Osteoarthritis is the most common type of arthritis and is also known as age-related arthritis. With advanced age, people are more likely to develop osteoarthritis. The various changes that happen in osteoarthritis happen very slowly over many years. Injury and inflammation to the joint leads to breaking down of cartilage tissues that result in swelling, pain, and deformation of the joint.
Two main types of osteoarthritis
- Primary: This type of osteoarthritis affects thumbs, spine, fingers, and knees
- Secondary: It’s after an injury that can be sports-related injury or inflammation in a joint that this type of osteoarthritis occurs
Who is most affected by osteoarthritis?
People who are over 60 years old have evidence of osteoarthritis; there are others who do not have any symptoms. As age is the biggest risk factor, people are expected to develop this type of arthritis as they get older. Even people who are in their 20s and 30s can get affected by osteoarthritis. There could be a reason for those getting affected at a young age, mostly a joint injury or repetitive joint stress from overuse. More women who are above 50 than men suffer from osteoarthritis.
What causes osteoarthritis?
People usually suffer from osteoarthritis when the cartilage cushioning the ends of bones in the joints over the years deteriorates. As the cartilage wears down completely, bones tend to rub on bone. Osteoarthritis is also referred to as wear and tear disease. Apart from the usual breakdown of cartilage, osteoarthritis can also affect the entire joints. A lot of changes also happen to the bones and also to the connective tissues holding the joints together. Osteoarthritis also causes inflammation of the lining in the joints.
How is osteoarthritis diagnosed?
The doctor who is examining you can usually determine if you have osteoarthritis just by listening to your symptoms and also examining the joints.

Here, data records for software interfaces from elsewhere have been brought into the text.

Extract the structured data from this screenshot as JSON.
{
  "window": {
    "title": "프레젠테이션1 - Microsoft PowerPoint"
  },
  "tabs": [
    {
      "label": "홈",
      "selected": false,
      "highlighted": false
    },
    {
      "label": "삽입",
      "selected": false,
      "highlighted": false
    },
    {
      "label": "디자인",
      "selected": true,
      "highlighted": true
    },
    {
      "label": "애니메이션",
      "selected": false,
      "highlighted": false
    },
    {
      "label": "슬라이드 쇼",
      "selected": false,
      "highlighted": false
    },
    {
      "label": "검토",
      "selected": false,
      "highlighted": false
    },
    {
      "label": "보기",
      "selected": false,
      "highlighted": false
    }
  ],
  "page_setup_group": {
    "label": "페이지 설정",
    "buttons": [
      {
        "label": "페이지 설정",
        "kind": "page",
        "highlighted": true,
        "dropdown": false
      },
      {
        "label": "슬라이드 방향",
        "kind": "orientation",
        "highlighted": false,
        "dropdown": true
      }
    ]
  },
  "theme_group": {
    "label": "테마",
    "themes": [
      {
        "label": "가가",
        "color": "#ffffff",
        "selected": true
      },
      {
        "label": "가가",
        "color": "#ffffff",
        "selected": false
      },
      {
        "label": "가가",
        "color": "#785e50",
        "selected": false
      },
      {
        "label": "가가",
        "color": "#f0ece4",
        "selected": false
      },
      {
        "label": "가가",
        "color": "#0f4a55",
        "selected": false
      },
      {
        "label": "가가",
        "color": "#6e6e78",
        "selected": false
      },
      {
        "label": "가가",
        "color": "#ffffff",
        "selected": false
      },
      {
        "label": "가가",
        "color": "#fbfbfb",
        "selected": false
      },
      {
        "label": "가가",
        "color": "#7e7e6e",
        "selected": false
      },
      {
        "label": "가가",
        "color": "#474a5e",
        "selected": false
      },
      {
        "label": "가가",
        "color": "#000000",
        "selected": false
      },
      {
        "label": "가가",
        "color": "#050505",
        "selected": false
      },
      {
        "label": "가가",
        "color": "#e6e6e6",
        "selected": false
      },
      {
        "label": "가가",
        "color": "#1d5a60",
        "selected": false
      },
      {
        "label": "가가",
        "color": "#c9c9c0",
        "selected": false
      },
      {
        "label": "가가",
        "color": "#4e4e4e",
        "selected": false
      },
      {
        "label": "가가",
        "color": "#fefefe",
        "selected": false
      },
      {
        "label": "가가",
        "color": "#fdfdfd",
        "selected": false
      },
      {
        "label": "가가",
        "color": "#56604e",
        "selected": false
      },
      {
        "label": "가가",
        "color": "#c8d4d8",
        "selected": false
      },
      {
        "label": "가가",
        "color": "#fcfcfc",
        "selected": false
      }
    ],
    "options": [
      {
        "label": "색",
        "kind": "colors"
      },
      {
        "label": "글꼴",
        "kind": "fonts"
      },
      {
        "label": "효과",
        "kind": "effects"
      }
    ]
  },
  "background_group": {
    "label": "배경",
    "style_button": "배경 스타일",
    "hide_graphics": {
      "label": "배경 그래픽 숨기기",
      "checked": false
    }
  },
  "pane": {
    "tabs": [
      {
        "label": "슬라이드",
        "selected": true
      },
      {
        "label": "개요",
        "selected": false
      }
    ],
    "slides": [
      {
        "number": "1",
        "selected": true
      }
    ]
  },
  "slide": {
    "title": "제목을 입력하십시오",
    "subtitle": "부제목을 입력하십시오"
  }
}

Having the X rays done also makes sure that there are no other reasons for the pain that you are experiencing. For osteoarthritis, there are no blood tests required.
There is no cure for osteoarthritis, but you could manage and ease the symptoms with a number of different treatments. These include physiotherapy and weight loss, medicines and surgery. Your doctor can advise you the best treatment for osteoarthritis.
Certain lifestyle changes and treatments: A healthy diet, balancing rest and activity and a weight loss program if you are overweight can help manage the symptoms of osteoarthritis.
Physiotherapy: Physiotherapists and other therapists can put you on a programme. The suggestions would include weight management, strength training, self-management, water-based exercise designed to suit your needs.
Surgery: If there is a need for surgery for osteoarthritis, you may be referred to an orthopedic surgeon by your doctor. For osteoarthritis, there are several different types of surgery. In case, you have osteoarthritis in the knees, but the doctor finds you not suitable for joint replacement surgery, you will be advised to have an operation called an osteotomy. In this operation, the surgeon adds or removes a small section of bone either above or below your knee so it helps straighten the joint.